“With this counterfeit tag, the stolen vehicle is now a ‘clone’ of the original vehicle that was legally owned and innocently parked in a lot,” NICB stated. “With the counterfeit VIN tag, the stolen vehicle can easily be sold without detection by government agencies.”

Although auto theft has plummeted by 58 percent in the past quarter-century from a peak of about 1.7 million, nearly 700,000 vehicles were still stolen in 2013. So while anti-theft technologies such as smart keys are indeed curbing crime, they’re also forcing innovative criminals to come up with more clever approaches. In addition to cloning, other next-gen auto-theft tactics include illegally acquired keys, rental-return scams and fraudulent financing, NICB reported.

Thieves get illegal keys, for example, by posing as vehicle owners seeking replacements from a dealer or locksmith. In rental-return scams, a perpetrator who was issued multiple keys will return the car with one real key and one “blank” phony, then return to the lot later and simply drive off with the car; or they’ll place a tracking device on the car before returning it, wait until the car has been rented a few times more by others in order to allay suspicion, then track the car to its location and steal it. Fraudulent financing involves using identity theft to secure loans for pricey cars straight from the dealer, and then shipping the cars to a foreign seaport to sell them for a tidy profit before anyone gets wise to the ruse.

And those are just the schemes that auto-theft investigative agencies like NICB understand the mechanics of well enough to explain. The latest development in stealing cars is so mysterious, the tools of the illicit trade are known only as “mystery devices.” While the existence of such a thing sounds downright folkloric, the related discussion is very real.

At a seminar of the International Association of Auto Theft Investigators earlier this month in Phoenix, NICB polled attendees and found that nearly three-quarters believe in the existence of so-called mystery devices that can be used to unlock a vehicle, while 36 percent reported believing that these devices are also capable of starting cars’ engines — and 8 percent claimed they’d actually witnessed a theft incident involving a mystery device.

“Last year this was barely a blip on the radar of law enforcement and theft investigators,” NICB Chief Operating Officer Jim Schweitzer said in a statement. “Now it’s getting everyone’s attention, including the manufacturers who are the front line of defense against these devices.”

Freaked out yet?

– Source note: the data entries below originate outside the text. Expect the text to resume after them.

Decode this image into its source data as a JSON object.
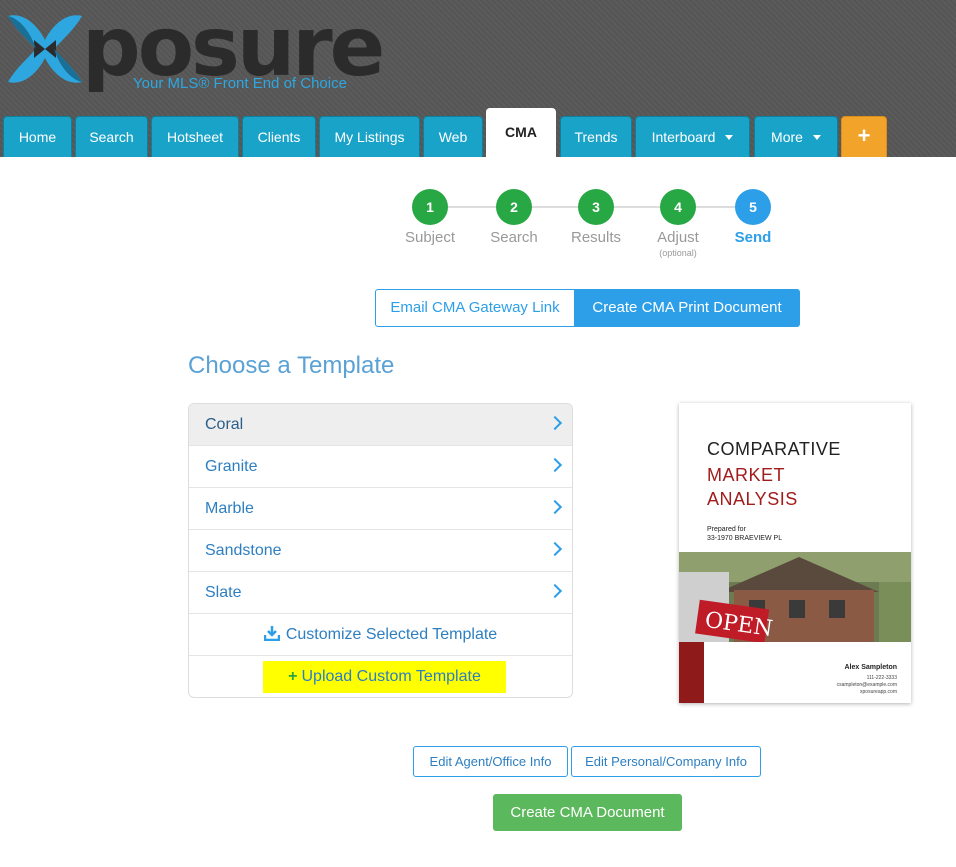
{
  "brand": {
    "logo_text": "posure",
    "tagline": "Your MLS® Front End of Choice"
  },
  "nav": {
    "tabs": [
      {
        "label": "Home"
      },
      {
        "label": "Search"
      },
      {
        "label": "Hotsheet"
      },
      {
        "label": "Clients"
      },
      {
        "label": "My Listings"
      },
      {
        "label": "Web"
      },
      {
        "label": "CMA",
        "active": true
      },
      {
        "label": "Trends"
      },
      {
        "label": "Interboard",
        "dropdown": true
      },
      {
        "label": "More",
        "dropdown": true
      },
      {
        "label": "+"
      }
    ]
  },
  "steps": [
    {
      "number": "1",
      "label": "Subject",
      "state": "done"
    },
    {
      "number": "2",
      "label": "Search",
      "state": "done"
    },
    {
      "number": "3",
      "label": "Results",
      "state": "done"
    },
    {
      "number": "4",
      "label": "Adjust",
      "sub": "(optional)",
      "state": "done"
    },
    {
      "number": "5",
      "label": "Send",
      "state": "current"
    }
  ],
  "send_mode": {
    "email_label": "Email CMA Gateway Link",
    "print_label": "Create CMA Print Document",
    "selected": "print"
  },
  "templates": {
    "title": "Choose a Template",
    "items": [
      {
        "label": "Coral",
        "selected": true
      },
      {
        "label": "Granite"
      },
      {
        "label": "Marble"
      },
      {
        "label": "Sandstone"
      },
      {
        "label": "Slate"
      }
    ],
    "customize_label": "Customize Selected Template",
    "upload_label": "Upload Custom Template"
  },
  "preview": {
    "title_line1": "COMPARATIVE",
    "title_line2": "MARKET",
    "title_line3": "ANALYSIS",
    "prepared_for": "Prepared for",
    "address": "33-1970 BRAEVIEW PL",
    "sign_text": "OPEN",
    "agent_name": "Alex Sampleton",
    "agent_phone": "111-222-3333",
    "agent_email": "csampleton@example.com",
    "agent_site": "xposureapp.com"
  },
  "actions": {
    "edit_agent_office": "Edit Agent/Office Info",
    "edit_personal_company": "Edit Personal/Company Info",
    "create_document": "Create CMA Document"
  },
  "colors": {
    "nav_tab": "#1aa3c8",
    "plus_tab": "#f2a32a",
    "step_done": "#28a745",
    "step_current": "#2d9fe8",
    "primary": "#2d9fe8",
    "success": "#5cb85c",
    "highlight": "#ffff00",
    "preview_accent": "#a11c1c"
  }
}
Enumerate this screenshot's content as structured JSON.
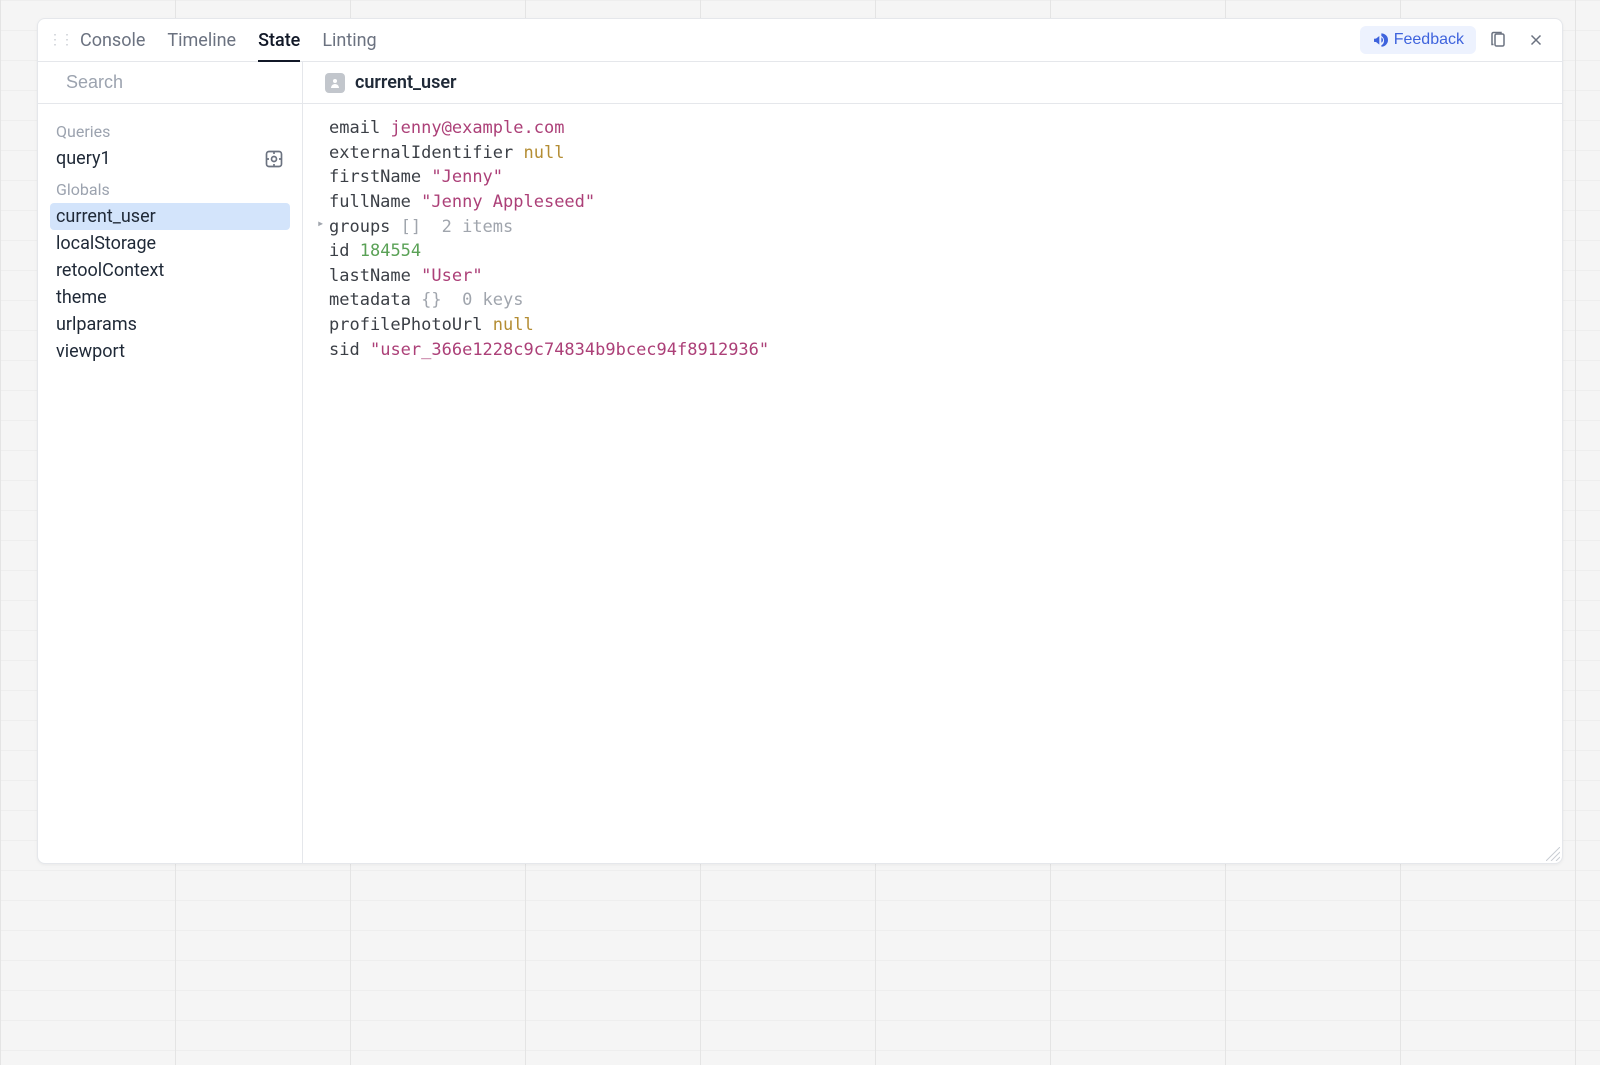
{
  "tabs": [
    "Console",
    "Timeline",
    "State",
    "Linting"
  ],
  "activeTab": "State",
  "feedbackLabel": "Feedback",
  "search": {
    "placeholder": "Search"
  },
  "sidebar": {
    "sections": [
      {
        "label": "Queries",
        "items": [
          {
            "name": "query1",
            "hasInspect": true
          }
        ]
      },
      {
        "label": "Globals",
        "items": [
          {
            "name": "current_user",
            "selected": true
          },
          {
            "name": "localStorage"
          },
          {
            "name": "retoolContext"
          },
          {
            "name": "theme"
          },
          {
            "name": "urlparams"
          },
          {
            "name": "viewport"
          }
        ]
      }
    ]
  },
  "main": {
    "title": "current_user",
    "properties": [
      {
        "key": "email",
        "type": "bare-string",
        "value": "jenny@example.com"
      },
      {
        "key": "externalIdentifier",
        "type": "null"
      },
      {
        "key": "firstName",
        "type": "string",
        "value": "Jenny"
      },
      {
        "key": "fullName",
        "type": "string",
        "value": "Jenny Appleseed"
      },
      {
        "key": "groups",
        "type": "array",
        "summary": "2 items"
      },
      {
        "key": "id",
        "type": "number",
        "value": "184554"
      },
      {
        "key": "lastName",
        "type": "string",
        "value": "User"
      },
      {
        "key": "metadata",
        "type": "object",
        "summary": "0 keys"
      },
      {
        "key": "profilePhotoUrl",
        "type": "null"
      },
      {
        "key": "sid",
        "type": "string",
        "value": "user_366e1228c9c74834b9bcec94f8912936"
      }
    ]
  }
}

Well, take some comfort in knowing that not a single incident attributable to the use of a “mystery device” has yet been confirmed, according to NICB. But it does serve as a reminder that just as anti-theft devices have advanced beyond the skill sets of many criminals, perhaps it’s inevitable that in-kind advancements for anti-anti-theft devices are just around the next technological turn.